Start of GIVEN ENTRIES
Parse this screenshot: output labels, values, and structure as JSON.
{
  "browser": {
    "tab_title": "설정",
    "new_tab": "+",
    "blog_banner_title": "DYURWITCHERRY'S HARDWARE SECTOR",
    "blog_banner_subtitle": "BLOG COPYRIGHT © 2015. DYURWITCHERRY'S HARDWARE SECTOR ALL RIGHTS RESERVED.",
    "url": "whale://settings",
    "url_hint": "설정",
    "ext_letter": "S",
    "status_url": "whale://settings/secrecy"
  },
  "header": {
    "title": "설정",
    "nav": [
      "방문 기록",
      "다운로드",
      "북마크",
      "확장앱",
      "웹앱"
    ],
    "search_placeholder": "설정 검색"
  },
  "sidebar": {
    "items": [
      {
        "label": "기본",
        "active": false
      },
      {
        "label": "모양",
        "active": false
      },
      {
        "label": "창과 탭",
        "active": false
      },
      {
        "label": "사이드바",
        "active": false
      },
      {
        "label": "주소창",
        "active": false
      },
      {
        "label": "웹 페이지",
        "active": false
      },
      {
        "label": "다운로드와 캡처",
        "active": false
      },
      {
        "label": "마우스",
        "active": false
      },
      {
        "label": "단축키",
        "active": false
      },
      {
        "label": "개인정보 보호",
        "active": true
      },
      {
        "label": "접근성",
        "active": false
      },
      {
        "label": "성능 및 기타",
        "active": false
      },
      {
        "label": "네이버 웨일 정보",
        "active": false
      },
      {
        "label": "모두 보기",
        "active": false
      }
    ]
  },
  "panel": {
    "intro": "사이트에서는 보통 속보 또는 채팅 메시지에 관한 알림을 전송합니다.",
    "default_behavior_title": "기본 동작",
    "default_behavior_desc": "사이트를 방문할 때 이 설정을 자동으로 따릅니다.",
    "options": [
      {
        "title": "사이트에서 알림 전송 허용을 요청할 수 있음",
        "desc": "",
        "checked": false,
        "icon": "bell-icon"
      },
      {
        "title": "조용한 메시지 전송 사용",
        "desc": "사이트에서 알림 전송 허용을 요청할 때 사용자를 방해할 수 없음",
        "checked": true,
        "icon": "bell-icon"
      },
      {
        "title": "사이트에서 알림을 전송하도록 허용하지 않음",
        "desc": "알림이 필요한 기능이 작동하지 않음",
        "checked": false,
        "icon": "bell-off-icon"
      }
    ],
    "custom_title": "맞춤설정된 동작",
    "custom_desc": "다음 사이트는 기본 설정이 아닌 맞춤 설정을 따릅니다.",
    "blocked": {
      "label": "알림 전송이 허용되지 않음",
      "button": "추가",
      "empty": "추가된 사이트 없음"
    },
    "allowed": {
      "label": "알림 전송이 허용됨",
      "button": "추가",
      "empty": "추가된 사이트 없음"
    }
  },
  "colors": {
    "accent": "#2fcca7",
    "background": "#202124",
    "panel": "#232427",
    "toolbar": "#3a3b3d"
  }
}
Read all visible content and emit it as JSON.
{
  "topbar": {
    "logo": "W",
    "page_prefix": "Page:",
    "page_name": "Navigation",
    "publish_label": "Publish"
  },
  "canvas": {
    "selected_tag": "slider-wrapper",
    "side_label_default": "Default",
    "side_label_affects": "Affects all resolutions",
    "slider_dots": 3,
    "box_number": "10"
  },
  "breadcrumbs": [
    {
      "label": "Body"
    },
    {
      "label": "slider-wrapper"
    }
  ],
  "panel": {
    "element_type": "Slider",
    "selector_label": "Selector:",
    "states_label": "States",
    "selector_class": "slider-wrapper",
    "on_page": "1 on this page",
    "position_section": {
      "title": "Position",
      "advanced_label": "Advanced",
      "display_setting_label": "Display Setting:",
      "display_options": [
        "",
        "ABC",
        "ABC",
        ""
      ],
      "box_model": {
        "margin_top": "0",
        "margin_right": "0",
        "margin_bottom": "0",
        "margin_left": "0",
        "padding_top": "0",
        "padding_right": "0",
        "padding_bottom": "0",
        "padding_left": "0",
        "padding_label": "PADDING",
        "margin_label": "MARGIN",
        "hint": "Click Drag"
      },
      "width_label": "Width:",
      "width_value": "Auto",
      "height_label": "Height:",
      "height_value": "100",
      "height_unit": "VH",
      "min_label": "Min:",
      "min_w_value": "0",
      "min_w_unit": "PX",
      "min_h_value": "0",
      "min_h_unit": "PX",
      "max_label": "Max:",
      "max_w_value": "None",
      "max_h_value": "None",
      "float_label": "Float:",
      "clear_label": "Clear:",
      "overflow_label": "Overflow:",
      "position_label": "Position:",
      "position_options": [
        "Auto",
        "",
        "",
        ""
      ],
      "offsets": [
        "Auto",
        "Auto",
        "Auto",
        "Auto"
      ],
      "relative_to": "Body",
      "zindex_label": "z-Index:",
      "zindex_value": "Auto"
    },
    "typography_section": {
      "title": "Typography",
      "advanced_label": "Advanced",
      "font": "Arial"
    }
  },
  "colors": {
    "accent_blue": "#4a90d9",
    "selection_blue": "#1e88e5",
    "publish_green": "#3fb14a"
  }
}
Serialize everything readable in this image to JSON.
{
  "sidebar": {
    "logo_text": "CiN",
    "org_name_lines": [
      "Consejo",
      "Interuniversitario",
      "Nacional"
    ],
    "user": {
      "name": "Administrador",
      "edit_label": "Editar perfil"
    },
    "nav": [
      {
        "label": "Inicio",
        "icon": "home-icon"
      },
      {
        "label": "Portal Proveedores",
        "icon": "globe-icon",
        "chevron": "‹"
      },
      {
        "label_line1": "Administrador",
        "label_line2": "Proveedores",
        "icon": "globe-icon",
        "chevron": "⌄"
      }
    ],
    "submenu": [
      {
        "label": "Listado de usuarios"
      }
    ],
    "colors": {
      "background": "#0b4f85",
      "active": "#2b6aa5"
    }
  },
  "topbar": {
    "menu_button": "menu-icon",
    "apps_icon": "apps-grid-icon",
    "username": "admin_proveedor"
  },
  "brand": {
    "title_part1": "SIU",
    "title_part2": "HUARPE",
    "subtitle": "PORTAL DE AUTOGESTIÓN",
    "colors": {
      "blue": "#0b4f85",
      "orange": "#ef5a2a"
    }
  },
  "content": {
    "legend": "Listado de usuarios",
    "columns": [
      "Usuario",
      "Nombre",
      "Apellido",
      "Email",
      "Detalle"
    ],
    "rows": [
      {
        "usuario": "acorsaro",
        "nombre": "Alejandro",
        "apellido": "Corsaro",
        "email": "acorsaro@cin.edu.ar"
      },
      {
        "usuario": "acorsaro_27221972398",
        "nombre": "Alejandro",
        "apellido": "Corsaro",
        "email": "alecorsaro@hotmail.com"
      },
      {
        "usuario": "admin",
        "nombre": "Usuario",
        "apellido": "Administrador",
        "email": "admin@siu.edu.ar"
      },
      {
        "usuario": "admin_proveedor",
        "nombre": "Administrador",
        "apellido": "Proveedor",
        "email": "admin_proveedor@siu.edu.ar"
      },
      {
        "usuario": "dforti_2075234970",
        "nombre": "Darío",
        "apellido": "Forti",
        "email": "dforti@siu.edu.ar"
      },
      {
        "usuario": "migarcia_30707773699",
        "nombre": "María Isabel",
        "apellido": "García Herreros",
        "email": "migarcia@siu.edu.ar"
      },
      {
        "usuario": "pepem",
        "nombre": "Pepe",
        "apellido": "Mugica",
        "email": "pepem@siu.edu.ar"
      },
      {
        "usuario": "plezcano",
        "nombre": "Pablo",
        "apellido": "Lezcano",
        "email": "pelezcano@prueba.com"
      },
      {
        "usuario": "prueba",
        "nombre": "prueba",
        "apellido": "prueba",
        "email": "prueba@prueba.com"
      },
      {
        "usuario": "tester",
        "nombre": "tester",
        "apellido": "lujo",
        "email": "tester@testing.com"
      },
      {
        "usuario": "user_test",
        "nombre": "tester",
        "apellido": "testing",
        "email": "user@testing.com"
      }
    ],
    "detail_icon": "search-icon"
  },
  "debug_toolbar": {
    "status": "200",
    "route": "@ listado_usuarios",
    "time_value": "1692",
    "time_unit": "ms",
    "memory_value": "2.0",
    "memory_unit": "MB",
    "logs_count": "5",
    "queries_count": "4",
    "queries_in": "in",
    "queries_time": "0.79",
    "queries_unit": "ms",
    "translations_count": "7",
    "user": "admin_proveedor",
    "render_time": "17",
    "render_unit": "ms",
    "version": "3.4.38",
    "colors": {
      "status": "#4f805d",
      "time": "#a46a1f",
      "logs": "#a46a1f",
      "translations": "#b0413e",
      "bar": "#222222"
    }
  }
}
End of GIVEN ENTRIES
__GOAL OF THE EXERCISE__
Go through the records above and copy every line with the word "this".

__REPLY TO THE EXERCISE__
Parse this screenshot: output labels, values, and structure as JSON.
    "on_page": "1 on this page",
Serialize everything readable in this image to JSON.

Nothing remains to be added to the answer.